For some patients at the Johns Hopkins Children's Center, the 1,460-pound bull in a parking lot offered a welcome break Saturday from the routines of medicine and doctors.
Get Western, a bull featured in a professional bull riding circuit, was accompanied by about a dozen riders in cowboy hats on a visit to children and their families staying at Believe in Tomorrow's hospital housing. It was part of a long-standing partnership between the housing provider for critically ill children and the Professional Bull Riders Inc., an organization that attracts 2.5 million fans each year to live, nationally televised events. The riders offer the children encouragement and a behind-the-scenes look at their fast-growing sport.
Doing so immerses children in the adventurous world of bull riders and shifts focus away from ongoing treatments, the children's group's founder says.
"It's our goal that the children that are oftentimes thinking of today's treatment and yesterday's treatment start projecting forward and looking forward, and hence then believing in the future," said Brian Morrison, founder and CEO of the Believe in Tomorrow Children's Foundation. The group runs hospital housing facilities for Hopkins patients as well as a half-dozen "respite" houses in beach and mountain settings.
When the children meet riders, Morrison said, "they can follow them on TV and on the Internet, and it gives them ways to project forward."
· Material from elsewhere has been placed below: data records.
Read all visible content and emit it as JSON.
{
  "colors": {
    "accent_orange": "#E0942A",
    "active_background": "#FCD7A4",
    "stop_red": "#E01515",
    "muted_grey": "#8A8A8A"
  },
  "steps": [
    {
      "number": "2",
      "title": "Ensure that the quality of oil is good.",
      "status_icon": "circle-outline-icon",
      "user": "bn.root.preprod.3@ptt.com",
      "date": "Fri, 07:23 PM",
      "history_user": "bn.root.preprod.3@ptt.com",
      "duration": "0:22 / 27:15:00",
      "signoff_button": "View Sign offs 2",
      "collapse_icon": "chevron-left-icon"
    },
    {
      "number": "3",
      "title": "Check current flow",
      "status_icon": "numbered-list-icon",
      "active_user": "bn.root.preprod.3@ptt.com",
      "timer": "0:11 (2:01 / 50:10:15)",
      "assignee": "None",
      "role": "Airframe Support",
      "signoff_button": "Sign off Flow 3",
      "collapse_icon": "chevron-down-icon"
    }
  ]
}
Andrew Sumner, a 17-year-old Laurel resident, underwent bone marrow surgery in December for aplastic anemia and now must stay no farther than 15 minutes away from the hospital. Sumner, who with his mother has been staying since Dec. 22 at Believe in Tomorrow's three-story brick house on McElderry Street in East Baltimore, ventured out in the rain to meet the bull and riders wearing a protective mask.
Patients and their families "need something to take their minds off things, a change of pace," said Sumner, a senior at Springbrook High School.
Catonsville-based Believe in Tomorrow can accommodate 16 families at its Hopkins campus house and another eight families at the St. Casimir house in Canton, a stand-alone residence that serves pediatric bone marrow transplant patients. Stays range from days to months.
"It's a home away from home," said Sumner's mother, Susan Sumner. "Their whole lives are up-ended and uprooted. It's important to give them some degree of normalcy."
Through a 13-year partnership with the charity, the bull riding organization hosts pediatric patients with cancer and other critical illnesses at competitions around the country, including an event Saturday at Royal Farms Arena in downtown Baltimore. Children get behind-the-scenes tours and meet the riders.
"The riders tend to be some of the nicest young men I've ever met, down-to-earth nice guys … and they really develop a nice relationship with kids in our programs," Morrison said. "They can talk to them on a level the children understand."
Cody Nance, a 27-year-old bull rider from Paris, Tenn., said he got involved with the charity because he feels grateful for the good health of his children. Nance has been riding bulls since he was 14 and now spends 10 months a year competing at events around the country.
The patients "enjoy meeting us," Nance said, noting that he talks to them about overcoming obstacles as a bull rider. "It gives them interaction with the outside world on a different level."
Champion rider Mike Lee, 31, spends part of the week at home in Decatur, Texas, but is on the road competing each weekend. When he meets children through Believe in Tomorrow, he said he often prays with them.
"It's cool to see smiles on kids faces," Lee said. "They don't complain."
Meghan Erdman, 14, of Woodbine said she attended a bull riding event in Frederick with a friend and was eager to see a bull up close. Meghan, who is staying at the St. Casimir house after undergoing a bone marrow transplant more than two months ago, was joined by her parents and two brothers.
Mike Miller, Get Western's owner, says he often introduces the bull to ill children, who want to know what the bull eats and if it's "mean."
"Every bull has a personality, just like people," said Miller, who has 14 bulls on the current tour. "Some are nasty. Some are nice to be around. He's one of the nice ones."